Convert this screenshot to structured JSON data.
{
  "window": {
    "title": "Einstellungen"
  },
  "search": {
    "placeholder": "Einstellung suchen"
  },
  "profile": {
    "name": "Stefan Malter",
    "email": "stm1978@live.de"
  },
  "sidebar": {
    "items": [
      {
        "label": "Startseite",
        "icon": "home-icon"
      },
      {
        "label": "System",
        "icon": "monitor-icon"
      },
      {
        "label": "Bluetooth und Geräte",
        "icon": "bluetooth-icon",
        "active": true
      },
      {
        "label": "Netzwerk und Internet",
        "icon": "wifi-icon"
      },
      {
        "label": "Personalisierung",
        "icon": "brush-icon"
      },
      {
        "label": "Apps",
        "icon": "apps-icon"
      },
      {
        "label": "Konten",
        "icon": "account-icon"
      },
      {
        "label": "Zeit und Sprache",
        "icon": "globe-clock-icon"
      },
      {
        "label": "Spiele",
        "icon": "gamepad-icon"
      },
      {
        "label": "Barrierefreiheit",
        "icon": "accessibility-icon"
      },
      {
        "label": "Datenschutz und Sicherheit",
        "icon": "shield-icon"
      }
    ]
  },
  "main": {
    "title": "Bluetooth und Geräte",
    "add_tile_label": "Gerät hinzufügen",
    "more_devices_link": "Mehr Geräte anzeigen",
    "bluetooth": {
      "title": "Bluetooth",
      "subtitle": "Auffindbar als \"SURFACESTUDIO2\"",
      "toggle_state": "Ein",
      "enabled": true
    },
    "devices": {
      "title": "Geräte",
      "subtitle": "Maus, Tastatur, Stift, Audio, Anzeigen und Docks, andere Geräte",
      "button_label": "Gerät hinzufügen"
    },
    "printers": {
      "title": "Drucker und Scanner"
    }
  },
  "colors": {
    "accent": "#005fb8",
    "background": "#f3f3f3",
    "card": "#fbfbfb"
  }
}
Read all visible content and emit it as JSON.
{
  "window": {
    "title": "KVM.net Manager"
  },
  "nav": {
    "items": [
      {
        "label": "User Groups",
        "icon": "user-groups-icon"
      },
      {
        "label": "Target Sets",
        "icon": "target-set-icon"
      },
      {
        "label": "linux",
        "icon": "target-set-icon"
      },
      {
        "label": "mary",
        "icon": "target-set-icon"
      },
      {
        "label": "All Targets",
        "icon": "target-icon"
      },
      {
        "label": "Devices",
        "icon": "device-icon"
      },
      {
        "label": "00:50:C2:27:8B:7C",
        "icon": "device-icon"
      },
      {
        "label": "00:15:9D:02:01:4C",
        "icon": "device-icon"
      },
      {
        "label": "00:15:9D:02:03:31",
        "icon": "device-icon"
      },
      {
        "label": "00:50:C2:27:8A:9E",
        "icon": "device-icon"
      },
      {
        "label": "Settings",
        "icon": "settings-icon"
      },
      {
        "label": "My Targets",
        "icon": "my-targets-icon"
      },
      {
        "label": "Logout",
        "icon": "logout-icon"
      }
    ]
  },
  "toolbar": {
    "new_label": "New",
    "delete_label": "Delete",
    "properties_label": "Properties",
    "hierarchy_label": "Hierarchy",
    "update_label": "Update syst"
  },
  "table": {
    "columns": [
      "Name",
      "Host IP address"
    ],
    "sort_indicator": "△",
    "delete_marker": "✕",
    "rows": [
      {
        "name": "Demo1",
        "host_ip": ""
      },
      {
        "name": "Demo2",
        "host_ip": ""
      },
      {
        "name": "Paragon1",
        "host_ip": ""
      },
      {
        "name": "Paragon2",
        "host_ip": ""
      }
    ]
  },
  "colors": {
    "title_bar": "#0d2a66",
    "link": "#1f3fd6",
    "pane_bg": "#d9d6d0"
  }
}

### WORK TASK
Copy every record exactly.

### ANSWER SECTION
Convert this screenshot to structured JSON data.
{
  "window": {
    "title": "Einstellungen"
  },
  "search": {
    "placeholder": "Einstellung suchen"
  },
  "profile": {
    "name": "Stefan Malter",
    "email": "stm1978@live.de"
  },
  "sidebar": {
    "items": [
      {
        "label": "Startseite",
        "icon": "home-icon"
      },
      {
        "label": "System",
        "icon": "monitor-icon"
      },
      {
        "label": "Bluetooth und Geräte",
        "icon": "bluetooth-icon",
        "active": true
      },
      {
        "label": "Netzwerk und Internet",
        "icon": "wifi-icon"
      },
      {
        "label": "Personalisierung",
        "icon": "brush-icon"
      },
      {
        "label": "Apps",
        "icon": "apps-icon"
      },
      {
        "label": "Konten",
        "icon": "account-icon"
      },
      {
        "label": "Zeit und Sprache",
        "icon": "globe-clock-icon"
      },
      {
        "label": "Spiele",
        "icon": "gamepad-icon"
      },
      {
        "label": "Barrierefreiheit",
        "icon": "accessibility-icon"
      },
      {
        "label": "Datenschutz und Sicherheit",
        "icon": "shield-icon"
      }
    ]
  },
  "main": {
    "title": "Bluetooth und Geräte",
    "add_tile_label": "Gerät hinzufügen",
    "more_devices_link": "Mehr Geräte anzeigen",
    "bluetooth": {
      "title": "Bluetooth",
      "subtitle": "Auffindbar als \"SURFACESTUDIO2\"",
      "toggle_state": "Ein",
      "enabled": true
    },
    "devices": {
      "title": "Geräte",
      "subtitle": "Maus, Tastatur, Stift, Audio, Anzeigen und Docks, andere Geräte",
      "button_label": "Gerät hinzufügen"
    },
    "printers": {
      "title": "Drucker und Scanner"
    }
  },
  "colors": {
    "accent": "#005fb8",
    "background": "#f3f3f3",
    "card": "#fbfbfb"
  }
}
Read all visible content and emit it as JSON.
{
  "window": {
    "title": "KVM.net Manager"
  },
  "nav": {
    "items": [
      {
        "label": "User Groups",
        "icon": "user-groups-icon"
      },
      {
        "label": "Target Sets",
        "icon": "target-set-icon"
      },
      {
        "label": "linux",
        "icon": "target-set-icon"
      },
      {
        "label": "mary",
        "icon": "target-set-icon"
      },
      {
        "label": "All Targets",
        "icon": "target-icon"
      },
      {
        "label": "Devices",
        "icon": "device-icon"
      },
      {
        "label": "00:50:C2:27:8B:7C",
        "icon": "device-icon"
      },
      {
        "label": "00:15:9D:02:01:4C",
        "icon": "device-icon"
      },
      {
        "label": "00:15:9D:02:03:31",
        "icon": "device-icon"
      },
      {
        "label": "00:50:C2:27:8A:9E",
        "icon": "device-icon"
      },
      {
        "label": "Settings",
        "icon": "settings-icon"
      },
      {
        "label": "My Targets",
        "icon": "my-targets-icon"
      },
      {
        "label": "Logout",
        "icon": "logout-icon"
      }
    ]
  },
  "toolbar": {
    "new_label": "New",
    "delete_label": "Delete",
    "properties_label": "Properties",
    "hierarchy_label": "Hierarchy",
    "update_label": "Update syst"
  },
  "table": {
    "columns": [
      "Name",
      "Host IP address"
    ],
    "sort_indicator": "△",
    "delete_marker": "✕",
    "rows": [
      {
        "name": "Demo1",
        "host_ip": ""
      },
      {
        "name": "Demo2",
        "host_ip": ""
      },
      {
        "name": "Paragon1",
        "host_ip": ""
      },
      {
        "name": "Paragon2",
        "host_ip": ""
      }
    ]
  },
  "colors": {
    "title_bar": "#0d2a66",
    "link": "#1f3fd6",
    "pane_bg": "#d9d6d0"
  }
}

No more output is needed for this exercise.